The intention behind this provision is that assessee should not enjoy double benefits i.e. depreciation as well as indexation.Accordingly, judicial pronouncements have held that where depreciation has neither been claimed nor been allowed on a particular asset, the above computation provision is not applicable.

Further, the above provision is only to deem the transaction of capital gain on depreciable asset as short term capital gain and not to deem an otherwise long-term capital asset as short-term capital asset. Accordingly, when an assessee transfers an asset for which depreciation has been allowed but the asset is a ‘long term’, as per various judicial pronoun cements, the assessee is eligible for relevant exemptions under the Income tax law. Also, brought forward loss out of long term capital asset can be set off against gains computed above.

4. Family Arrangement

Asset acquired by succession, inheritance, gift, will etc. A family arrangement does not amount to transfer and hence not exigible to capital gain.

Further, where the capital asset has become the property of the assessee by way of gift, will, succession, inheritance or the asset is acquired at the time of partition of family or under a revocable or irrevocable trust or under amalgamation, etc., the period of holding shall include the period for which the asset was held by the previous owner. And the cost of acquisition shall be deemed to be the cost for which the previous owner of the property acquired it.

5. Business Restructuring – Succession of a Sole Proprietary concern / Firm by a company

As per provisions of the Indian tax law, where a sole proprietary concern / partnership firm is succeeded by a company in the business carried on by it as a result of which the sole proprietary concern / partnership firm sells or otherwise transfers any capital asset or intangible asset to the company, the same shall not be liable to capital gains tax provided that certain conditions are fulfilled.

The cost of acquisition of the capital asset in such a case shall be deemed to be the cost for which the previous owner acquired it plus the cost of any improvements of the assets incurred or borne by the previous owner or the assessee.

If the conditions specified are violated, the profits and gains from the transfer of capital asset not charged to tax earlier shall be deemed to be income chargeable under the head capital gain of the successor company for the previous year in which the conditions are not complied with.
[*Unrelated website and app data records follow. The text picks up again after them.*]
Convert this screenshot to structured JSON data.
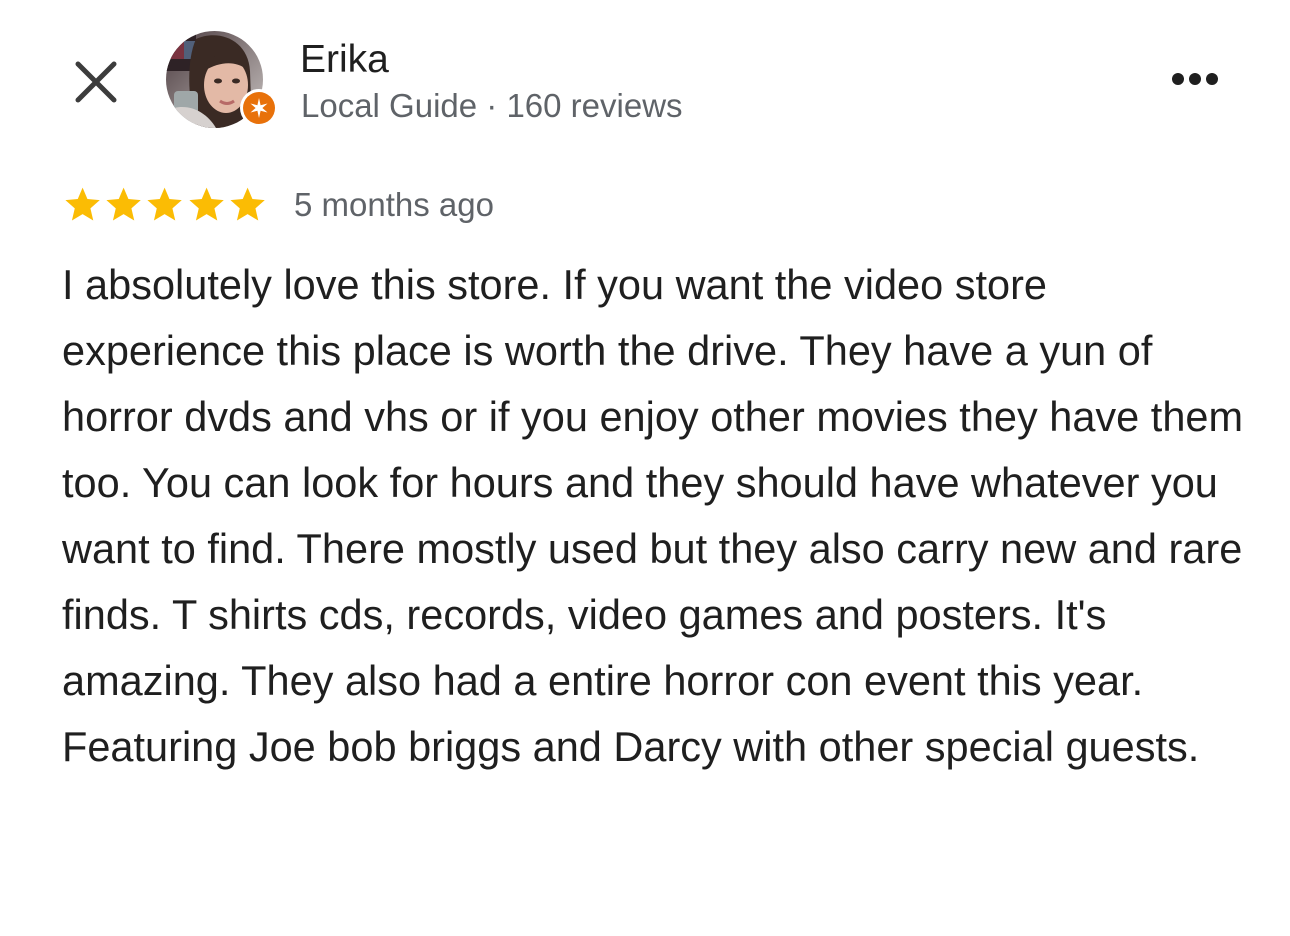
{
  "header": {
    "close_icon": "close-icon",
    "more_icon": "more-horizontal-icon"
  },
  "reviewer": {
    "name": "Erika",
    "meta": "Local Guide · 160 reviews",
    "badge_icon": "local-guide-star-icon",
    "badge_color": "#e8710a"
  },
  "review": {
    "rating": 5,
    "max_rating": 5,
    "star_color": "#fbbc04",
    "time": "5 months ago",
    "text": "I absolutely love this store. If you want the video store experience this place is worth the drive. They have a yun of horror dvds and vhs or if you enjoy other movies they have them too. You can look for hours and they should have whatever you want to find. There mostly used but they also carry new and rare finds. T shirts cds, records, video games and posters. It's amazing. They also had a entire horror con event this year. Featuring Joe bob briggs and Darcy with other special guests."
  }
}
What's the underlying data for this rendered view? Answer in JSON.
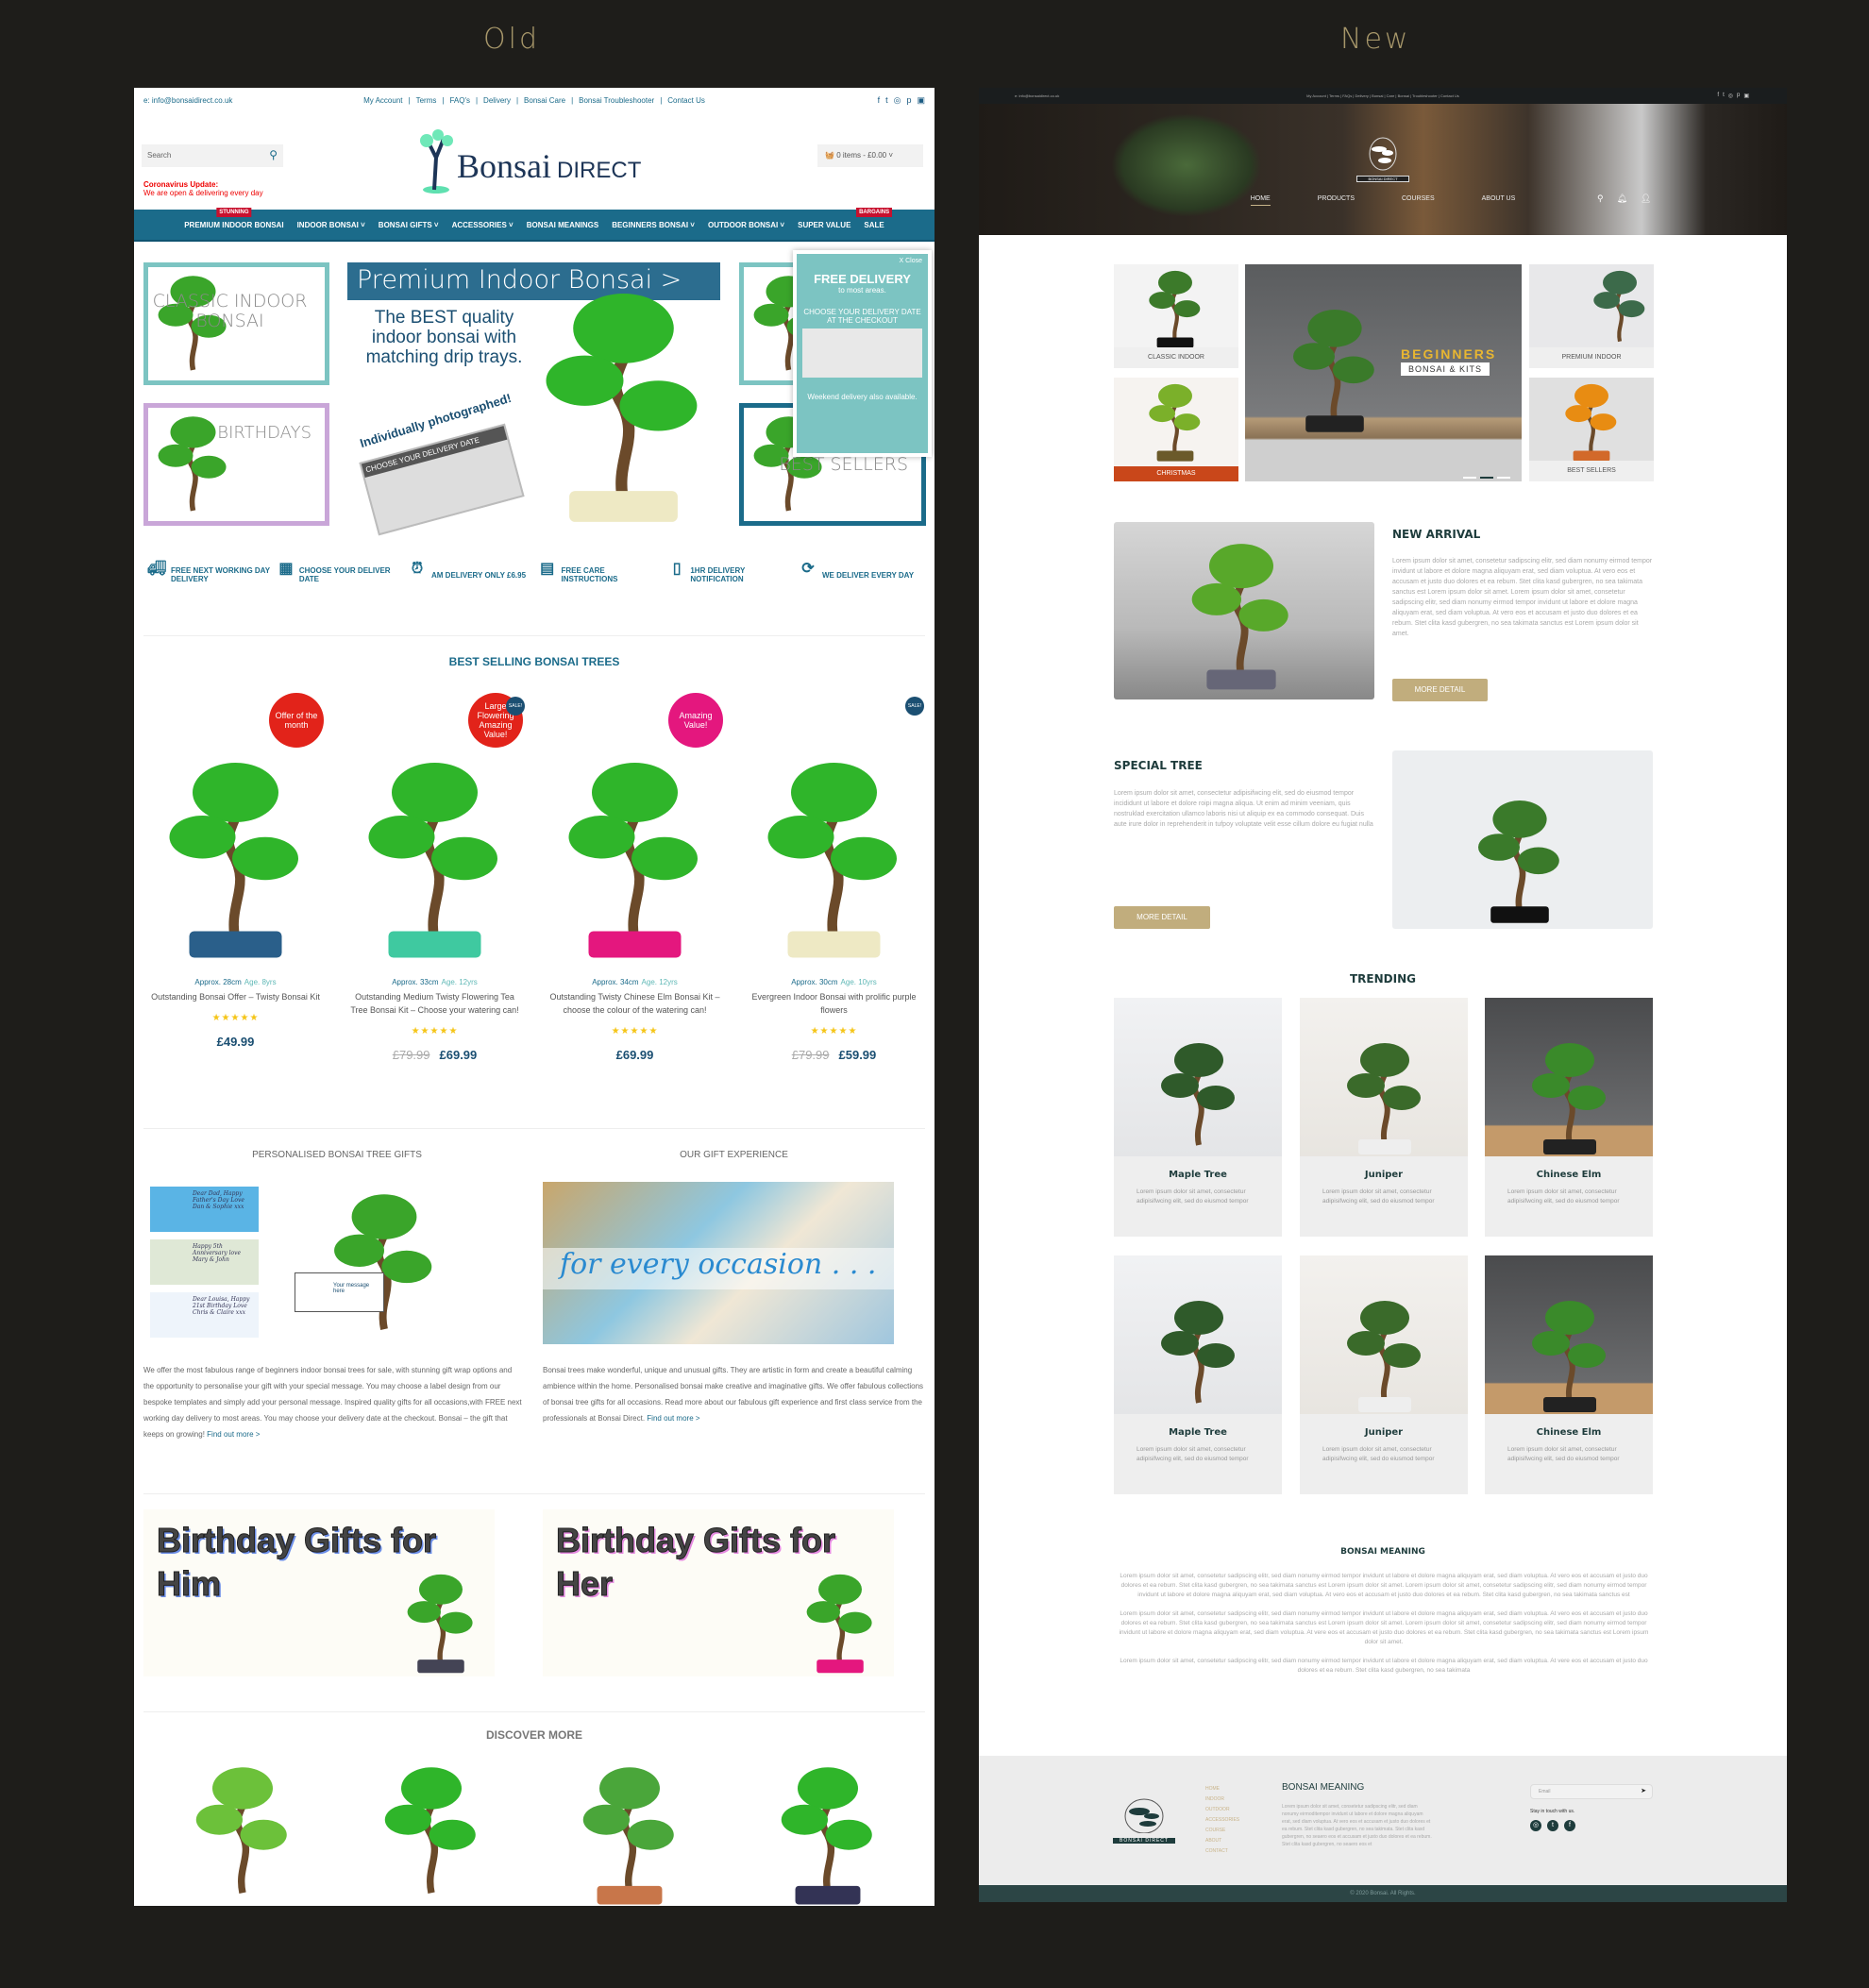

This article is contributed by CA Niyati Hemani, Associate of K. T. Hemani & Co., Chartered Accountants. For any clarifications, kindly e-mail on niyati.ca@gmail.com.